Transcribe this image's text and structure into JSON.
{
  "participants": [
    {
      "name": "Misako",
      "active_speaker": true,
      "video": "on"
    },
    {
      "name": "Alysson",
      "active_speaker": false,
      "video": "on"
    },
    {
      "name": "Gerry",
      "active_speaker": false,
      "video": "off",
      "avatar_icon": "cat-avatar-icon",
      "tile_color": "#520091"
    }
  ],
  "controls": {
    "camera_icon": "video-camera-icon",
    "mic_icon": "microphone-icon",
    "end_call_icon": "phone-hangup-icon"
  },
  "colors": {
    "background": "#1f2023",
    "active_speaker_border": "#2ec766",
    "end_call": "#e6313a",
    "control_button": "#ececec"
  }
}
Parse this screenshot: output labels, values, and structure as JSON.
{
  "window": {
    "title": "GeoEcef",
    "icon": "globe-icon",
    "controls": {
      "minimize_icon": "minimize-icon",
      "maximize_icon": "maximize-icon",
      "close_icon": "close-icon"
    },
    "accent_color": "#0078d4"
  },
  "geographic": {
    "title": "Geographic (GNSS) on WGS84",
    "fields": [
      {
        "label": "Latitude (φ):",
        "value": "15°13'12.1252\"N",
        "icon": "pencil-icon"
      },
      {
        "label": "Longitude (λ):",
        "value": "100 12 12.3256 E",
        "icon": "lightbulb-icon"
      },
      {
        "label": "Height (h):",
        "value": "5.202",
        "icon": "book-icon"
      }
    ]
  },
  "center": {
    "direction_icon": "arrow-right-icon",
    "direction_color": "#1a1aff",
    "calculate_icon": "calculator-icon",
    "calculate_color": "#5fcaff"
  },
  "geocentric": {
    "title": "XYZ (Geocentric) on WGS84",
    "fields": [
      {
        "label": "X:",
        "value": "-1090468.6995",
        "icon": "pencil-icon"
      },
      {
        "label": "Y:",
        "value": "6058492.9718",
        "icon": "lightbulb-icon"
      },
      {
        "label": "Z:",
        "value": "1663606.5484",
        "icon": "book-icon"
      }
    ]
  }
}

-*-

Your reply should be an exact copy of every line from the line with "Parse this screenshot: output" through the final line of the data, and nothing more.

### Answer
Parse this screenshot: output labels, values, and structure as JSON.
{
  "window": {
    "title": "GeoEcef",
    "icon": "globe-icon",
    "controls": {
      "minimize_icon": "minimize-icon",
      "maximize_icon": "maximize-icon",
      "close_icon": "close-icon"
    },
    "accent_color": "#0078d4"
  },
  "geographic": {
    "title": "Geographic (GNSS) on WGS84",
    "fields": [
      {
        "label": "Latitude (φ):",
        "value": "15°13'12.1252\"N",
        "icon": "pencil-icon"
      },
      {
        "label": "Longitude (λ):",
        "value": "100 12 12.3256 E",
        "icon": "lightbulb-icon"
      },
      {
        "label": "Height (h):",
        "value": "5.202",
        "icon": "book-icon"
      }
    ]
  },
  "center": {
    "direction_icon": "arrow-right-icon",
    "direction_color": "#1a1aff",
    "calculate_icon": "calculator-icon",
    "calculate_color": "#5fcaff"
  },
  "geocentric": {
    "title": "XYZ (Geocentric) on WGS84",
    "fields": [
      {
        "label": "X:",
        "value": "-1090468.6995",
        "icon": "pencil-icon"
      },
      {
        "label": "Y:",
        "value": "6058492.9718",
        "icon": "lightbulb-icon"
      },
      {
        "label": "Z:",
        "value": "1663606.5484",
        "icon": "book-icon"
      }
    ]
  }
}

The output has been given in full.